**WORK REQUEST:** Return the entries verbatim and drop every picture.

EXCERPTED DATA Start Marker

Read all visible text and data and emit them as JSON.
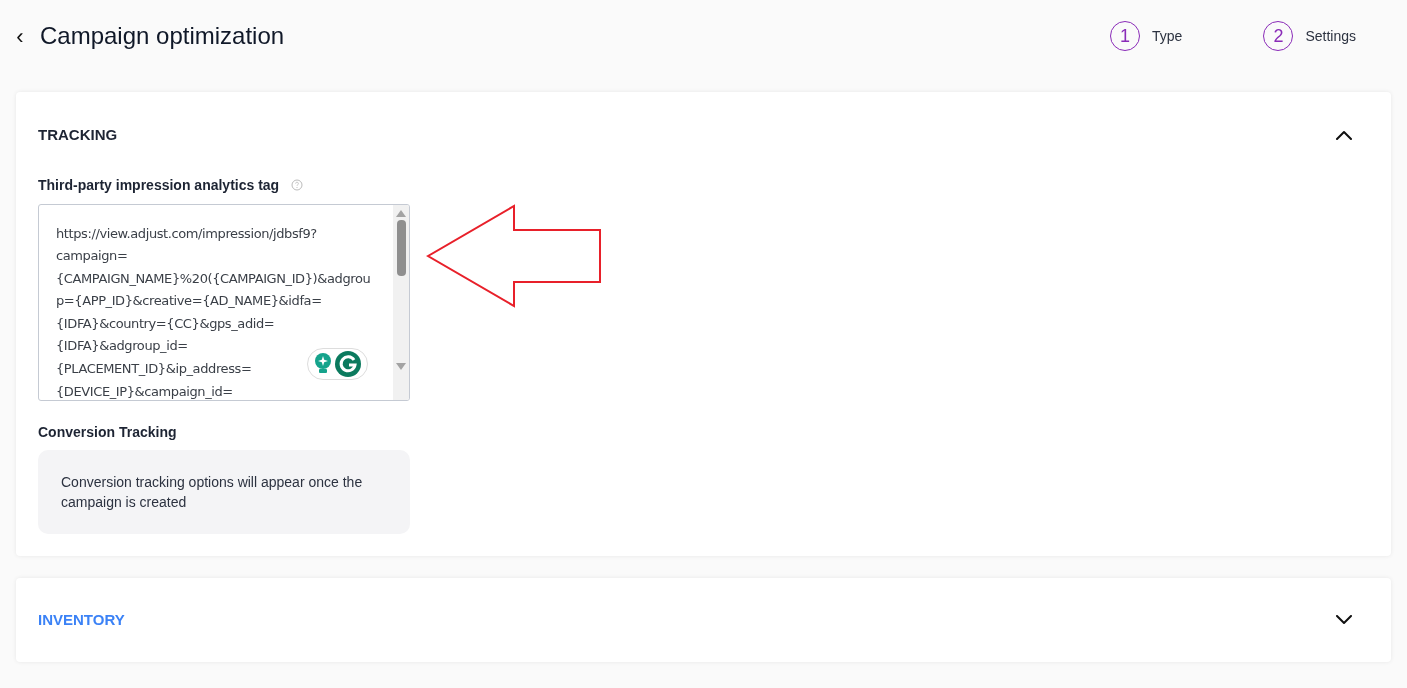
{
  "header": {
    "back": "‹",
    "title": "Campaign optimization"
  },
  "steps": [
    {
      "number": "1",
      "label": "Type"
    },
    {
      "number": "2",
      "label": "Settings"
    }
  ],
  "sections": [
    {
      "title": "TRACKING",
      "expanded": true
    },
    {
      "title": "INVENTORY",
      "expanded": false
    }
  ],
  "tracking": {
    "tag_label": "Third-party impression analytics tag",
    "tag_value": [
      "https://view.adjust.com/impression/jdbsf9?",
      "campaign=",
      "{CAMPAIGN_NAME}%20({CAMPAIGN_ID})&adgrou",
      "p={APP_ID}&creative={AD_NAME}&idfa=",
      "{IDFA}&country={CC}&gps_adid=",
      "{IDFA}&adgroup_id=",
      "{PLACEMENT_ID}&ip_address=",
      "{DEVICE_IP}&campaign_id="
    ],
    "conversion_label": "Conversion Tracking",
    "conversion_note": "Conversion tracking options will appear once the campaign is created"
  }
}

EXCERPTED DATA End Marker

**FINISHED TASK:**
Read all visible text and data and emit them as JSON.
{
  "header": {
    "back": "‹",
    "title": "Campaign optimization"
  },
  "steps": [
    {
      "number": "1",
      "label": "Type"
    },
    {
      "number": "2",
      "label": "Settings"
    }
  ],
  "sections": [
    {
      "title": "TRACKING",
      "expanded": true
    },
    {
      "title": "INVENTORY",
      "expanded": false
    }
  ],
  "tracking": {
    "tag_label": "Third-party impression analytics tag",
    "tag_value": [
      "https://view.adjust.com/impression/jdbsf9?",
      "campaign=",
      "{CAMPAIGN_NAME}%20({CAMPAIGN_ID})&adgrou",
      "p={APP_ID}&creative={AD_NAME}&idfa=",
      "{IDFA}&country={CC}&gps_adid=",
      "{IDFA}&adgroup_id=",
      "{PLACEMENT_ID}&ip_address=",
      "{DEVICE_IP}&campaign_id="
    ],
    "conversion_label": "Conversion Tracking",
    "conversion_note": "Conversion tracking options will appear once the campaign is created"
  }
}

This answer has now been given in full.